And vice versa. Gender is not specific your interest, likes, dislikes, goals, and ambitions" - Connor Franta author of "A Work in Progress" Gender roles are a set of ideas societies assigns to certain genders, such as boys must be strong and girls must be able to clean and cook for the family. These stereotypes dictate what is "normal" for a male or female to do While gender roles are found all throughout the world, the ideas are very different in one country to the next. I have read multiple sources and done research on gender roles and how they vary around the world. The 3 points I will cover today are gender roles in the United States, the Middle East, and how gender roles are changing in these countries.
In today’s society, gender roles are now distributed more equally, and discrimination on the basis of gender has seen a marginal decrease. Burke 2012 states, “In this new age, men are often "house-husbands" while their wives go out to work. Many women who do things typically associated with men are as muscular as men, and indeed look like men. There are policewomen and female soldiers who are rougher than the men.” This shows that there are many male dominated activities that are now being pursued by females. These new developments and changes in gender roles have aided in the fight to have gender inequality and discrimination discontinued both in society and the workplace.
It shows how women are more likely to please men. In this scene we see how the woman's job is obviously being a prostitute. The term gender role refers to society’s concept of how men and women are expected to look and how they should behave, based on norms, or standards created by society. Like in the U.S. culture, masculine roles are usually associated with strength, aggression, and dominance. And feminine roles are usually associated with passivity, nurturing, and subordination.
Under the patriarchal society, inequalities in gender relations impact both men and women from social, emotional and material perspectives (Connell, 2001). The dominant belief that men are physically tougher causes them to dominate dangerous and toxic occupations in society with little attention addressed to the impact on their health status (Connell, 2005). Furthermore, the stereotype of hegemonic masculinity causes men’s sexuality to be more constrained by homophobia and a taboo of showing emotional signs of vulnerability and fear (Connell, 2005). However, the under-privilege of women suggests even greater inequalities between genders. Throughout history, women have always been supressed by men, especially when women were once viewed as being physically too delicate to participate in the public sphere.

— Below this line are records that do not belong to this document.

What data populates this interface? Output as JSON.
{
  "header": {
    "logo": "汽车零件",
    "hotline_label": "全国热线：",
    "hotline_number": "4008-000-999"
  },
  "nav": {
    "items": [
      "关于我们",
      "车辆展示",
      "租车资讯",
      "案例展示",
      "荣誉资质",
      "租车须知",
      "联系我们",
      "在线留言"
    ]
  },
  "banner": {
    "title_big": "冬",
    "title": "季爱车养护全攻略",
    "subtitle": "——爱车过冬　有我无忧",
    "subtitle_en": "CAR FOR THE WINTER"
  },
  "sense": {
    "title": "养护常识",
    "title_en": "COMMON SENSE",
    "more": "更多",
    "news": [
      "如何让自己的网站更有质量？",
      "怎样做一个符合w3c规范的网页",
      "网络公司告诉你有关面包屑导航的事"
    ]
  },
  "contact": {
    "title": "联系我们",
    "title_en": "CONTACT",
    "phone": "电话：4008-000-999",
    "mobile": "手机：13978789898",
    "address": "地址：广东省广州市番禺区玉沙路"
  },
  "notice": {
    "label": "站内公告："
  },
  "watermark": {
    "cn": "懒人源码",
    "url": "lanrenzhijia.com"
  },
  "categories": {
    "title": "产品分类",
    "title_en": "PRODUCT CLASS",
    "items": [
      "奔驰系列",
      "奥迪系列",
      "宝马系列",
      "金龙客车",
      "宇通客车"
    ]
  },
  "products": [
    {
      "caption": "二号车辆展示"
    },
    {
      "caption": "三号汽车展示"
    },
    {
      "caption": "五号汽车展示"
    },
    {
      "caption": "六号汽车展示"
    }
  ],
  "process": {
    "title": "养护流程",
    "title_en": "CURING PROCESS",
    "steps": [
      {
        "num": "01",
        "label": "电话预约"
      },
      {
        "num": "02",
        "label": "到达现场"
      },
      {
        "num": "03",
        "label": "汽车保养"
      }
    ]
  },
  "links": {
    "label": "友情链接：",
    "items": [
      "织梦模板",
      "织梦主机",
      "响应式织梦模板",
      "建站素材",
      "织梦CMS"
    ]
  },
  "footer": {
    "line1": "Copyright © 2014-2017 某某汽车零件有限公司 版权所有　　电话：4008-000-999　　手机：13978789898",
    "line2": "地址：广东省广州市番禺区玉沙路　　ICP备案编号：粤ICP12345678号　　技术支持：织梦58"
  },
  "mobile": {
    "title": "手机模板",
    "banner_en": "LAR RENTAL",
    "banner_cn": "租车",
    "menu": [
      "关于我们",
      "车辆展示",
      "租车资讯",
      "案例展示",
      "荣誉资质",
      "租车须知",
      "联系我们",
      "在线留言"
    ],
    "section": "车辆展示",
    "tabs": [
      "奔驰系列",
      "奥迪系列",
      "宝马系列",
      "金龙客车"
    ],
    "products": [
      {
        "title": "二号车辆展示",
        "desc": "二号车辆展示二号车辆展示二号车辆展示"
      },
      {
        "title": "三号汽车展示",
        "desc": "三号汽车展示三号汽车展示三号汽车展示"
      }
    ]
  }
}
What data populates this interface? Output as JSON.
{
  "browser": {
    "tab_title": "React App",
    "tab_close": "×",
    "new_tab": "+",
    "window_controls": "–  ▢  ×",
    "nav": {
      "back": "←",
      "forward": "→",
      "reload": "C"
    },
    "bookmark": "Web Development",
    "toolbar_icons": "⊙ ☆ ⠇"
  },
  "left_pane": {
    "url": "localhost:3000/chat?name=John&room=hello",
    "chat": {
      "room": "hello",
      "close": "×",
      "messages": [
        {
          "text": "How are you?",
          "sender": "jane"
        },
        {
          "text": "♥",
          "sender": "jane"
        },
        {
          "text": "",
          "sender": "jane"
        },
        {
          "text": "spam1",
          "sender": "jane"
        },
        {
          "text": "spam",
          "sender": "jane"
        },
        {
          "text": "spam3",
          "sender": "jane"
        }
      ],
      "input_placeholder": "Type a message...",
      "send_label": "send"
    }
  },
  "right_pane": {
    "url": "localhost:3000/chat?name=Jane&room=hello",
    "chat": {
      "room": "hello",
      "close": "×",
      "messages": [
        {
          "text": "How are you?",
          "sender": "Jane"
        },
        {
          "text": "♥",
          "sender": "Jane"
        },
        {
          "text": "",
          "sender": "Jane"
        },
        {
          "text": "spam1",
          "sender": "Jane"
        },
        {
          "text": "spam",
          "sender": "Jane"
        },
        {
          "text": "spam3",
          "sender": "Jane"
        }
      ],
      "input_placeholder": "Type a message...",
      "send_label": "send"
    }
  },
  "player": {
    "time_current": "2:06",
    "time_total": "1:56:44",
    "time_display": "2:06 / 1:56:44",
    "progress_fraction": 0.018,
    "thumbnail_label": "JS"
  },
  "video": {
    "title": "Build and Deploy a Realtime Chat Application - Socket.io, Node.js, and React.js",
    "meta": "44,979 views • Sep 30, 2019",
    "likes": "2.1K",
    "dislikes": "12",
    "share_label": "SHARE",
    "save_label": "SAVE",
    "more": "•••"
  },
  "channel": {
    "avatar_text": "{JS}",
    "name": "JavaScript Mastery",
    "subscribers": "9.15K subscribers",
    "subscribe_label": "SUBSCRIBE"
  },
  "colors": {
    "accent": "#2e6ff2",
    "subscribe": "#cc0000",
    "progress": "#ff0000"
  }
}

Gender roles, such as men being the ones expected to work, go to school, and play sports, and women to be the ones expected to clean the house and take care of the children is an ideology many individuals believe to be true when in reality it is something that is completely made up by humans and does not really exist. Perhaps, in a couple of years, gender roles will be completely extinct and something from the past, and people will start to live in a society where men and woman are allowed to be the person they truly are and can dress, act, work, or play the way they want without needing to conform and fit into the cruel expectations that society has placed on
Gender roles affect how men and women are seen and contributes to the inequality of women. If men were not constantly seen as the “breadwinners” or “protectors,” women would not have to do things like fight for equal pay. If women were not forced into submissive roles, and jobs such as nursing (viewed as a common submissive role by stereotypes (How Nurses are portrayed in film)), it would be possible for men to hold such jobs and roles that are catered to women, without the backlash that accompanies such decisions. The fact that we are currently going through a time, where women finally feel safe speaking against sexual assault and harassment (Time’s Up Movement), shows that there was a dramatic problem in the system before; one that can be
Gander stereotypes could limit women’s and men’s capacity to develop their personal abilities. There are many gender stereotypes about men and women such as men are leaders, men are strong, men are rulers, but women are treated conversely like a second gender. In the poem "Rite of Passage," Sharon Olds describes all today's stereotypes about male and shows how the world views a normal man in a society. Also, in the writing "The War Against Boys" Christina Hoff Sommers writes Patricia O'Reilly opinion about that "It is really clear that boys are Number One in this society and in most of the world" (283). All those gender stereotypes could lead to misogyny, sexual harassment, and violence into families, at school, even on streets.
Men must pass many, “…tests among, peers, family, and these institutions…to be assigned “real men” status by relevant others” (Rios and Sarabia, p. 173). Thus, it is likely easier for men in power to be able to pass these tests and prove their masculinity, than it is for men of lower status and resources. Therefore, the authors’ claim that masculinity is a socially assigned factor for the majority of men, is
It is often that when two woman share a partnership or a loving and physical relationship, one or even both females tend to be more masculine than what is classified as normal. This is not in every case, but it is the most common representation of when masculinity is present within femininity. Sometimes, the female isn't feminine at all, and can easily be mistaken as a male, but because of her sex, she is still regarded to have the quality of femininity, regardless of how masculine she
There is a widespread debate about how kids develop gender identities. The nature side of the debate argues that masculinity is inextricably linked with the male body. In this view, masculinity is associated with the biological male sex and having male genitalia, for example is regarded as a key aspect of masculinity. However some have suggested that while masculinity may be influenced by biological factors, it is also culturally constructed. Proponents of this view argue women can become men hormonally and physically and that many aspects that are assumed to be natural are linguistically and therefore culturally driven.